6.3.2. According the Supreme Court lead by notable Judge Cordoza, Salmon (the managing partner) owed Meinhard a fiduciary duty and highest loyalty to inform Meinhard of the new venture ( a leasing opportunity). It was only because of this original partnership and opportunity between Meinhard (the managing partner) and Salmon, that Salmon was able to obtain the new leasing opportunity. So, it was 'unfair' of Salmon to leverage the opportunity that arose from their partnership and benefit solely from it without sharing both the initial information and the monetary benefit of Meinhard. This conclusion begs the question - would Meinhard have won if Salmon had performed the initial duty of communication, but withheld the monetary benefits?

7. Business and Ethical Impact of nearly a Century

7.1. This is a landmark case of corporate law and partnership law, with an impact that reverberates nearly a century later.  According to WestLaw, the Meinhard v Salmon case had been cited 1,021 times, including 296 New York Cases, 120 cases in the Second Circuit, 591 decisions from other federal and state courts, and 14 international cases. Source: New York University and Economic Papers by Geoffrey Miller.

7.1.1. However, it is to be noted that the high standards of partnership duty is not reflected in the current Uniform Partnership Act. In the Uniform Partnership Act, a partner's co-adventures are limited in modest terms.

7.2. This case has significant impact on almost every business after 1928 which defined itself by a partnership. This case re-defined and clarified the very nature of a business partnership, as one that goes beyond normal 'good faith duty' into one of highest fiduciary duty and highest duty of communication

7.3. This is also a case and impact of business ethics. Is it morally justifiable to keep information such as a leveraging opportunity or a co-adventure from your business partner?

7.4. Referenced Cases

7.4.1. Anderson v Lemon Established what is considered to be fraudulent intent within a copartnership Defendant advised his partner of interest in pursuing property as a joint purchase Defendant ends up covertly bidding alone  without terminating copartnership

7.4.2. Beatty v Guggenheim "Constructive trust" "The constructive trust is the formula through which the conscience of equity finds expression. When property has been acquired in such circumstances that the holder of the legal title may not in good conscience retain the beneficial interest, equity converts him into a trustee. " - Justice Cardozo Ruling: employee has fiduciary obligation to employer
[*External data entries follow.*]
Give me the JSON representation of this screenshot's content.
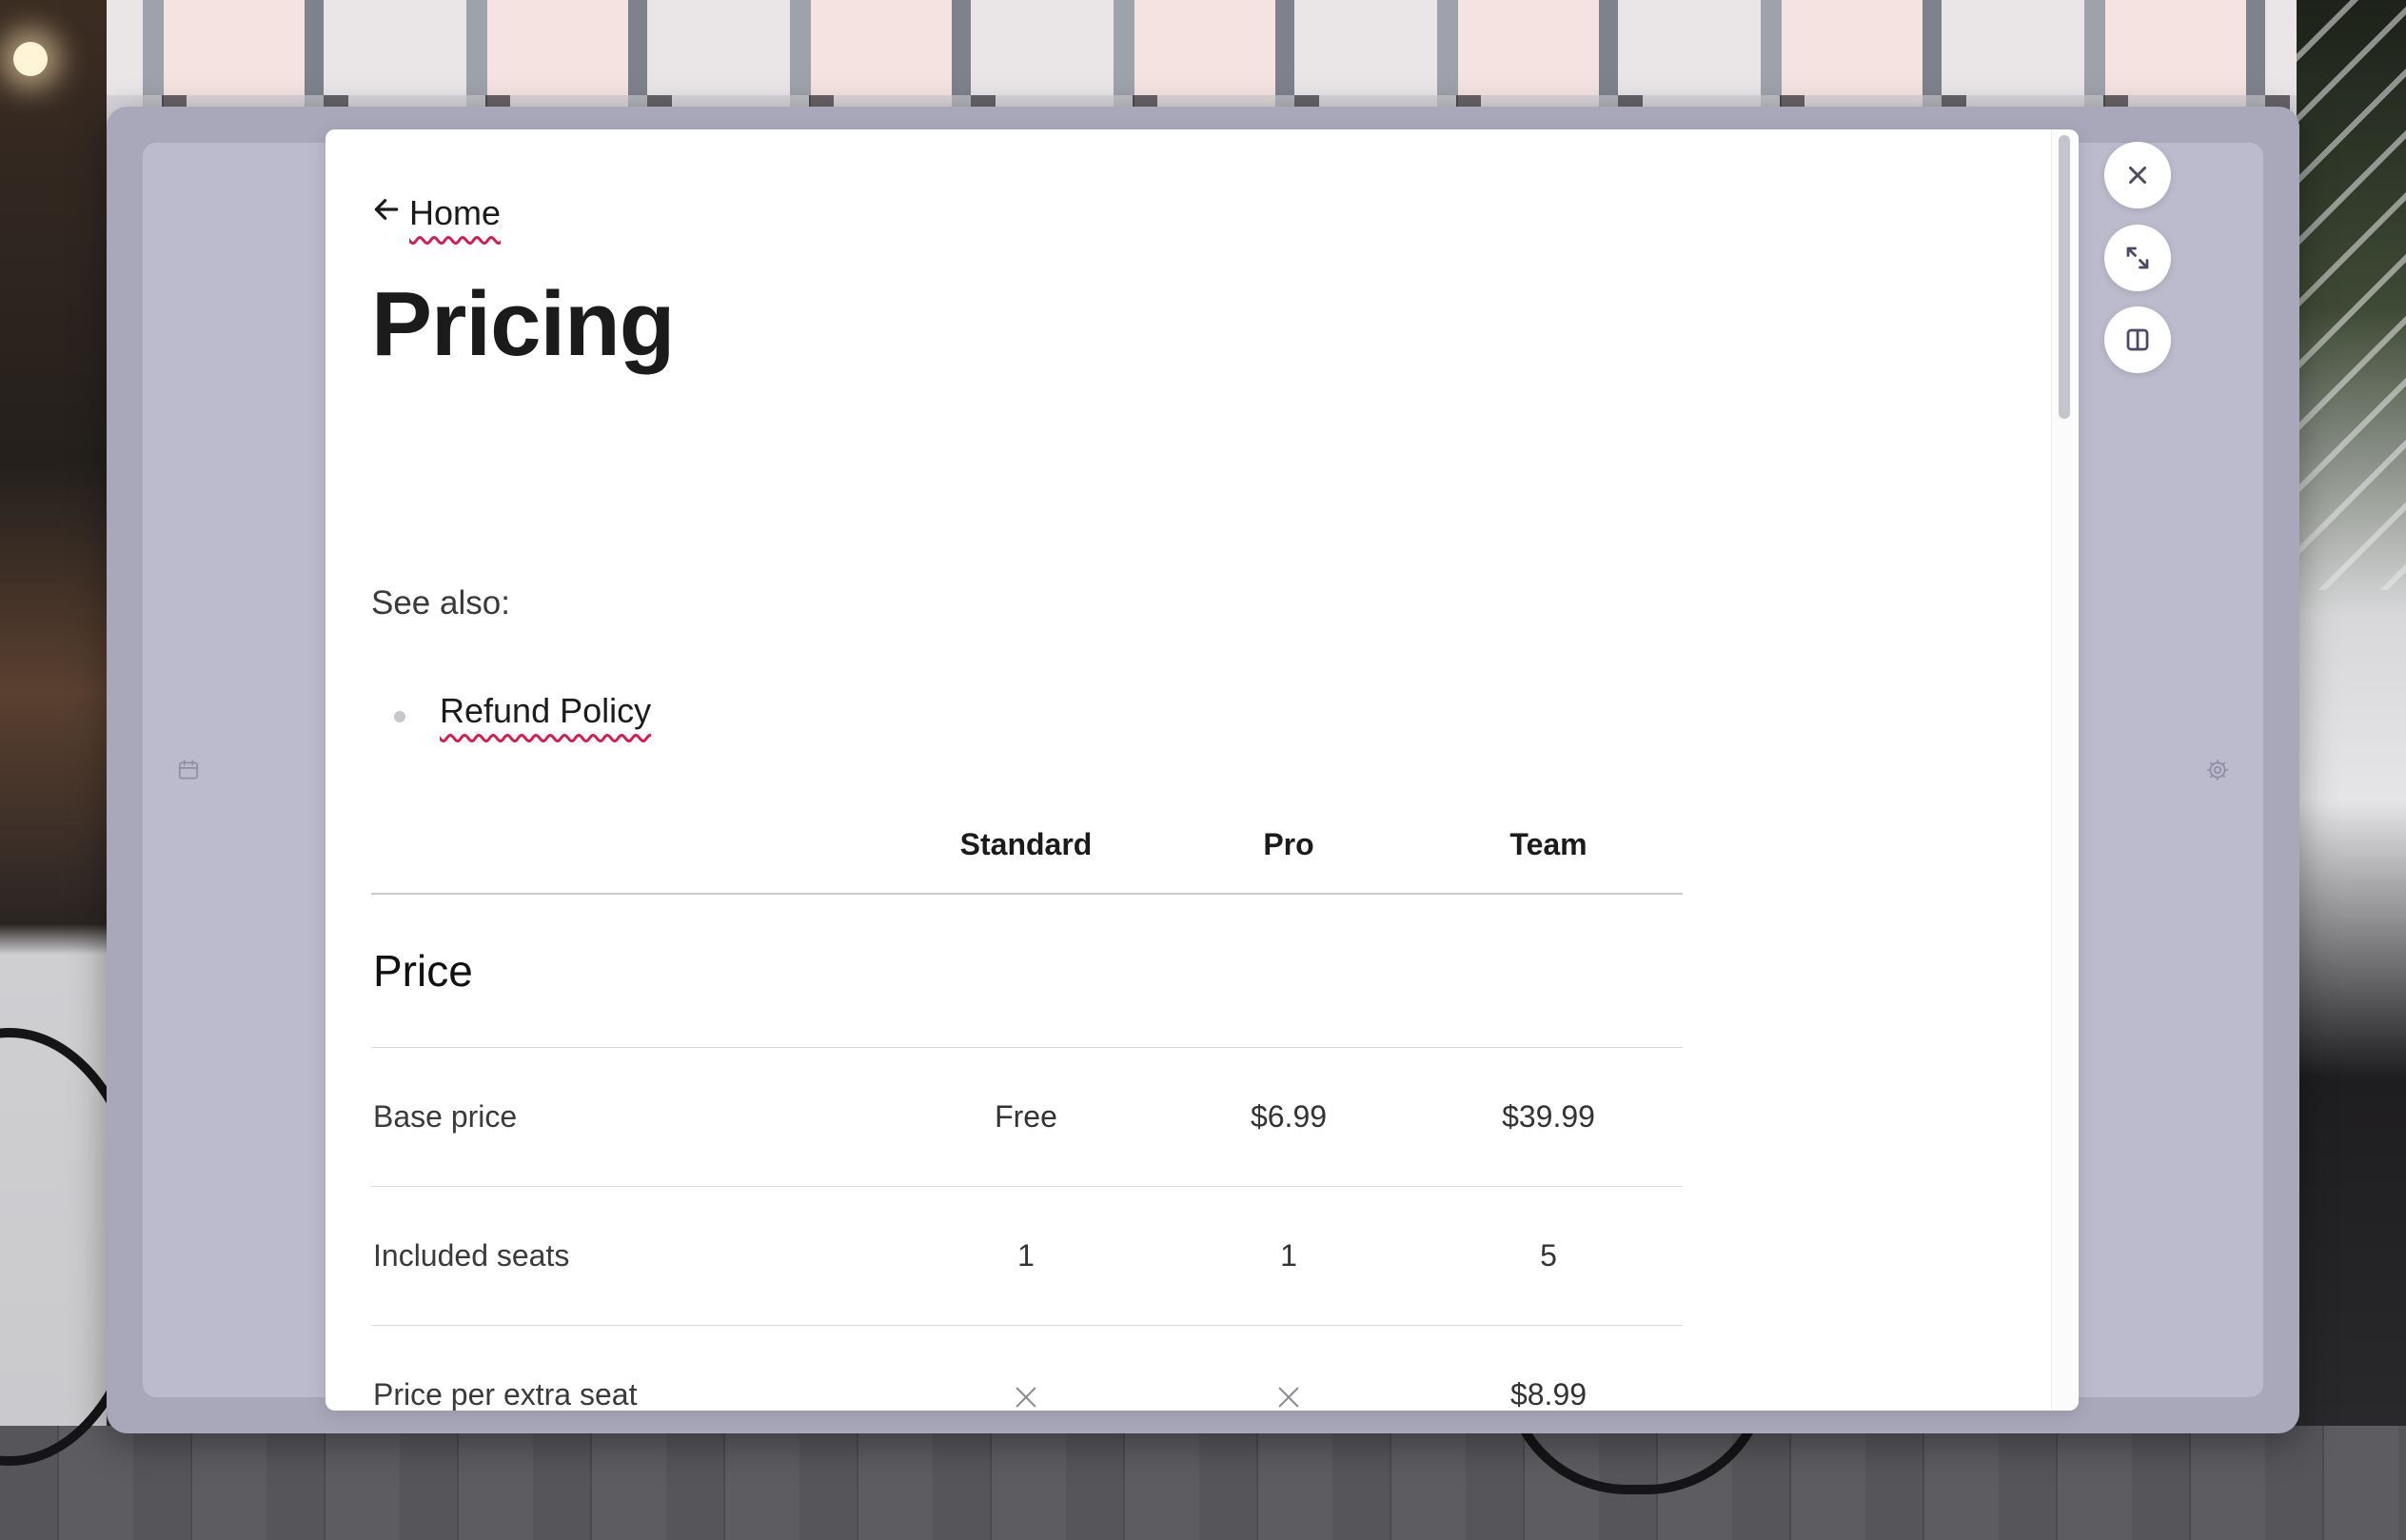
{
  "nav": {
    "back_label": "Home"
  },
  "page": {
    "title": "Pricing",
    "see_also_label": "See also:",
    "links": [
      {
        "label": "Refund Policy"
      }
    ]
  },
  "table": {
    "columns": [
      "Standard",
      "Pro",
      "Team"
    ],
    "sections": [
      {
        "title": "Price",
        "rows": [
          {
            "label": "Base price",
            "values": [
              "Free",
              "$6.99",
              "$39.99"
            ]
          },
          {
            "label": "Included seats",
            "values": [
              "1",
              "1",
              "5"
            ]
          },
          {
            "label": "Price per extra seat",
            "values": [
              null,
              null,
              "$8.99"
            ]
          }
        ]
      }
    ]
  },
  "controls": [
    "close-icon",
    "expand-icon",
    "split-view-icon"
  ],
  "side_icons": {
    "left": "calendar-icon",
    "right": "gear-icon"
  },
  "colors": {
    "frame": "#a9a8bb",
    "frame_inner": "#bcbbcd",
    "link_underline": "#d81b50",
    "card": "#ffffff",
    "control_icon": "#4a4a66"
  }
}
7.4.3. Selwyn & Co. v Waller

7.4.4. Munson v Syracuse This case rules to uphold the duty of loyalty and the assumption of "undivided loyalty" in partnership.

7.4.5. Latta v Kilbourn Each [business] partner has fiduciary duty to other partners. Ruling: a partner cannot use partnership assets for individual benefit.

7.4.6. Durkee v Gunn Question of "intent" in partnership